“There you are. This isn’t ceruse, it’s a powder made by crushing the seeds of garden-jalap and mixing them with perfume.”

Patience emptied the contents of the tiny phial on her palm. All the qualities required by the most expert perfumers were there: lightness, whiteness with just the faintest tinge or rosiness, and fragrance.…

“This is made from safflower, the same as ordinary rouge,” Baoyu explained to her, “only the stuff they sell in the shops is impure and its color is inferior. This is made by squeezing the juice from the best quality safflower, carefully extracting all the impurities, mixing it with rose water, and then further purifying it…
Baoyu’s explanation of extracting impurities, mixing in rose water and further purifying the rouge follows (step-by-step) instructions on how to make rouge that appear in a seventeenth-century compendium on industrial technologies titled The Works of Heaven and the Inception of Things. Recipes that appear in 1915 women’s journals, the main concern of the chapter in which page 99 appears, echo the The Works of Heaven entry as well.

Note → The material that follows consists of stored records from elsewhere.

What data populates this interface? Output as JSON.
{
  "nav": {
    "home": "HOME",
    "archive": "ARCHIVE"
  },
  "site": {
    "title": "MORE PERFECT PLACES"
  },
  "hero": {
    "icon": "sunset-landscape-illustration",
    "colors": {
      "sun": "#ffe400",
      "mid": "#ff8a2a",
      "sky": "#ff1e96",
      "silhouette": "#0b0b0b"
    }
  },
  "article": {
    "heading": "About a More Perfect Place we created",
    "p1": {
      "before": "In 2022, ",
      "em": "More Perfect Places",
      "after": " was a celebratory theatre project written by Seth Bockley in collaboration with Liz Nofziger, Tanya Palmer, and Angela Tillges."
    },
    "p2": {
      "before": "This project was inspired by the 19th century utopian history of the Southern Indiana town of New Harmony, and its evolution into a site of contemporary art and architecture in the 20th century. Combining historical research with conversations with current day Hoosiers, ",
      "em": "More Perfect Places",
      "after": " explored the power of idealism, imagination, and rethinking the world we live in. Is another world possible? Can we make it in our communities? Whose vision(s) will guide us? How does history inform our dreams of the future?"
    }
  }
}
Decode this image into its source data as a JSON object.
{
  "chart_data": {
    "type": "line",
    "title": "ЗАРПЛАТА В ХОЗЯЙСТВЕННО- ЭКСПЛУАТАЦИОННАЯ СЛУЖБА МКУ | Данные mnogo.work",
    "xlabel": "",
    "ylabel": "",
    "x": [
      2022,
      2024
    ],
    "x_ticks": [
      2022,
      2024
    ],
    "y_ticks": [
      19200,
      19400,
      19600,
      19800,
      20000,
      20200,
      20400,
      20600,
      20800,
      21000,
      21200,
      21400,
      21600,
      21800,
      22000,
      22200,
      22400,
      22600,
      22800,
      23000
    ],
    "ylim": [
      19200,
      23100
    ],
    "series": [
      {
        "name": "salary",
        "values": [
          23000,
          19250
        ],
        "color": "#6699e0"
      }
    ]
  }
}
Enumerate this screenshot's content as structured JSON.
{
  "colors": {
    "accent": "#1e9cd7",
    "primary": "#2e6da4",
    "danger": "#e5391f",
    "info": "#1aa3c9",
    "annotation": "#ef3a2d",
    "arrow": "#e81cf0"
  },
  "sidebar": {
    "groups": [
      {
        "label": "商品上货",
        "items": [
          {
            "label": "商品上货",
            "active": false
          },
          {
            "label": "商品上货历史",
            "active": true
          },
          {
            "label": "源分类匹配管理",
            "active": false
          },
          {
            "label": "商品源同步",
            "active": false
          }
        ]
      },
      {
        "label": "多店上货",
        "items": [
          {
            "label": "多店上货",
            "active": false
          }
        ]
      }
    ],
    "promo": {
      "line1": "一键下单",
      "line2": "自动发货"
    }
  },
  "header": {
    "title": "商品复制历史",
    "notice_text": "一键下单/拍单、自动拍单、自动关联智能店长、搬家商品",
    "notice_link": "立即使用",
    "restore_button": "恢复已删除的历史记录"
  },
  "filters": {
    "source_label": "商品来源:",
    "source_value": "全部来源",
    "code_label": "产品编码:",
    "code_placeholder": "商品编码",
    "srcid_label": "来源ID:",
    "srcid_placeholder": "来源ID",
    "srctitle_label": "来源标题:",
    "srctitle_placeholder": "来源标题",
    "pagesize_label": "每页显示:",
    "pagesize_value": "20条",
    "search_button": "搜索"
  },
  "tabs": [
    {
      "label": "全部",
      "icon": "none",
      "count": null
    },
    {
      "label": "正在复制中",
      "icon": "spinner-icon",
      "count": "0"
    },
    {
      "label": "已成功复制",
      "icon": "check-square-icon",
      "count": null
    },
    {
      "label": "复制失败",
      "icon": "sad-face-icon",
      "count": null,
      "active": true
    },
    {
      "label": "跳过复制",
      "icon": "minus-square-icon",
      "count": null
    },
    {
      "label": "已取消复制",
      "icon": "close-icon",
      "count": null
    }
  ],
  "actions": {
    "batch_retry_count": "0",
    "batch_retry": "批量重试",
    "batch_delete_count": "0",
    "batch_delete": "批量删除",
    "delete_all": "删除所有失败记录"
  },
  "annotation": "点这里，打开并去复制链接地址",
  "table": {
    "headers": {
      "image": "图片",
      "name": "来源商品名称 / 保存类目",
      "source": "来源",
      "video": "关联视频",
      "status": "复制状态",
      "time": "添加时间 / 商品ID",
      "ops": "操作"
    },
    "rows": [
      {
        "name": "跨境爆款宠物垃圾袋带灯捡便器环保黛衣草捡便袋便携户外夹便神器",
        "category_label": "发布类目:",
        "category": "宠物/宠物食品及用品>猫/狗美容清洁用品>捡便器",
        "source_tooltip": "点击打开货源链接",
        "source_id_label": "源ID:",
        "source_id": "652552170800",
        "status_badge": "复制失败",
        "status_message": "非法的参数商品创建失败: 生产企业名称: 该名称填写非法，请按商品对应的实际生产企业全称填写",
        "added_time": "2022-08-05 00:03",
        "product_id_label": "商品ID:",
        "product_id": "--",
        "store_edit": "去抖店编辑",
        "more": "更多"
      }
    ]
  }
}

As a history of technology and industry in modern China, Vernacular Industrialism in China examines unconventional, ad hoc and curious forms of manufacturing and engagement with science in the early twentieth century. In an era when conditions for industry building were bleak and state support was scarce, some of this unexpected engagement led to the building of nativist industry. Some assumed other social and cultural functions including the formation of taste or the fostering of patriotic sentiment in an era of a buy- and manufacture-native goods campaign. As science and industry were not yet formally established, those who were curious often sought knowledge about industry and related sciences such as chemistry in unlikely sources, including how-to columns and even fiction and poetry. They drew from translated recipes and from domestic materia medica and manufacturing traditions. Some, including the main figure featured in the book, maverick industrialist Chen Diexian (1879-1940), tinkered with unconventional materials to source raw material locally, translated recipes to copy and adapt foreign technologies with the goal of “improvement” (rather than inventing anew), and shared brand formulas, domestic and international, as “common knowledge” needed for building nativist industry in newspapers. This kind of unusual yet resourceful, “do-it-yourself” approach toward building industry presages some of the manufacturing activities that have fueled China’s ascent as an economic powerhouse today.

With its focus on a fictional text from an earlier period, page 99 provides historical context for the modern period, but does not completely convey the multi-faceted nature of vernacular industrialism that is explored in the full study. Yet, the page does exhibit the sensibility of the book. With its examination of an unexpected source – a classical novel – as a means to understand practices of making and producing, page 99 reflects the unconventional approach the study takes overall – one that examines the seemingly frivolous, ad hoc practices and forms of knowledge production that were nonetheless often crucial in the making of modern industry in China.
Visit Eugenia Lean's website.

--Marshal Zeringue